To quote Wikipedia: "A Mary Sue is an idealized and seemingly perfect fictional character, a young or low-rank person who saves the day through unrealistic abilities. Often this character is recognized as an author insert or wish-fulfillment." This is going to be the definition I use for this post.
Lets start off with Rey who had many people who saw The Force Awakens see her as a Mary Sue. Using that definition, every single Jedi would fall into that category, what do you think The Force is? Now in the context of the world and the star wars universe, no. She is not a Mary Sue character, but she does have Mary Sue moments. Those being the battle of Jakku, and her escape from the interrogation cell. Both of these lean a bit on the side of bad writing. However, both of them I'm willing to let slide depending on how Episode VIII plays out, because as of right now, those moments could genuinely be Mary Sue moments, or foreshadows for episode 8 when it arrives, depending on how it plays out.

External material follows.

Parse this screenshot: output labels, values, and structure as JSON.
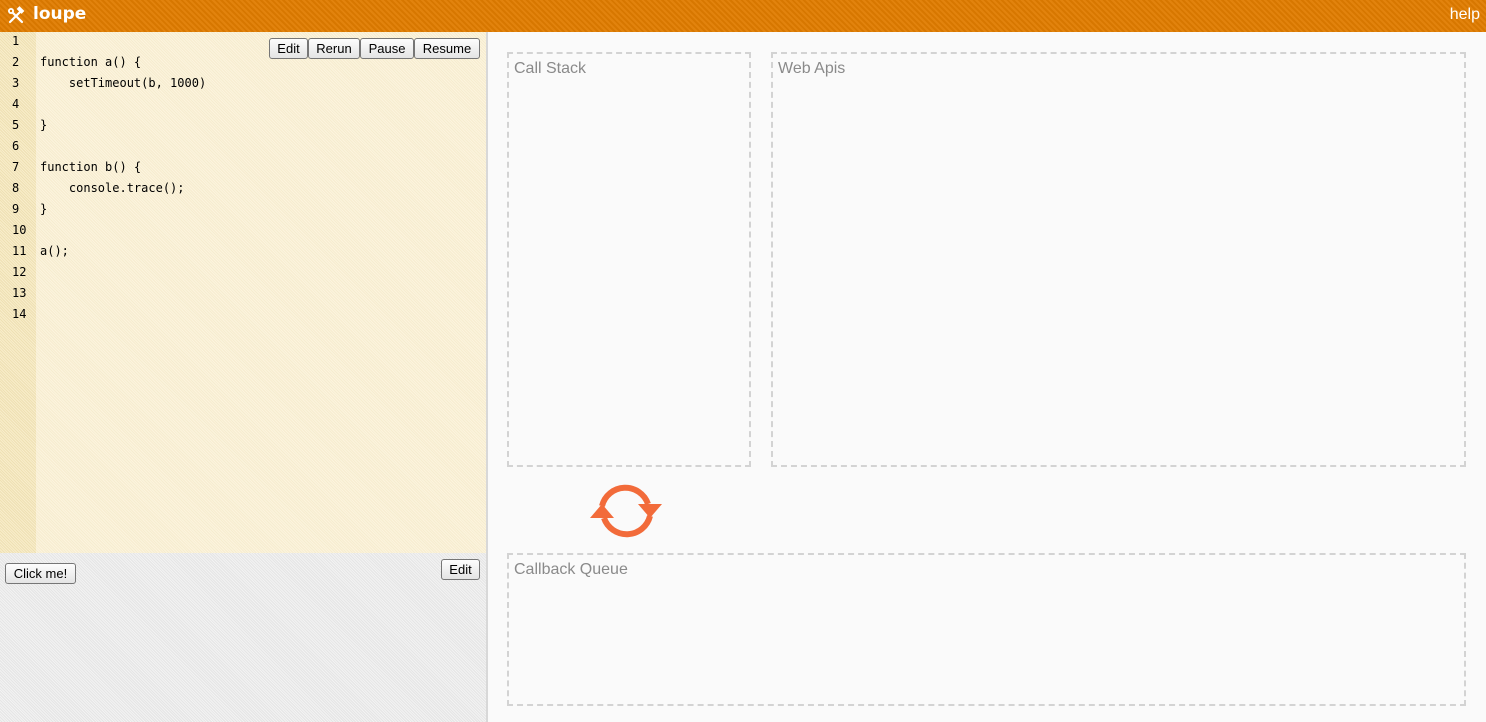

Another thing Internet, don't hate on Mary sues, and then demand for writers to write them. Let's step back to last year with Avengers Age of Ultron, and Black Widow. Not to drive it in further, as this will be quick. A flawed character, is a superior character. People were complaining about Black Widow being kidnapped, and on rewatching, I think everyone was wrong about the situation. Remember back to the first Avengers movie? Yeah, she was "kidnapped" in that one too, only difference was that she beat up several armed guards while tied to a chair. I think the intention was for her to only give the illusion of being captured while she was in the cage. Her getting there, that was just her being captured, but once she woke up, the plan was for her to look like she was waiting for the right moment to escape. Did that come off well in the movie? Well, no, it didn't. But because people jumped the gun, the traditional knee jerk reaction, people demanded her to be better, stronger, and perfect. To that I say: Why? Again, a flawed character is a better character, a more compelling and interesting character. To have her as perfect, which in itself is impossible because again, flawed character is a better character meaning that a perfect character in universe would be an awful character out of universe, to the viewer.
Honestly, I'm not surprised that the Internet has a fascination with Mary Sues, because many who are the most vocal about it are exposed to Mary Sues all the time. Where? In video games. Not that they are exposed to them, they control them, they are them. Again, using that definition, name 5 that have something that gives a narrative conclusion for the failed state, "game over". This is something being looked into more with more modern games like Ace Attorney 5 Not guilty, but disgraced attorney ending, Monkey Island 2 having a more comical "You couldn't have died. You're standing right here." situation. But using that definition, the act of retrying a situation is in the universes of the games, an unrealistic ability. You are the biggest Mary Sue in most video games, maybe all depending on how you look at it. Kind of ironic, isn't it? But at least now that we have this out of the way, lets check out Force Awakens on Wednesday, shall we?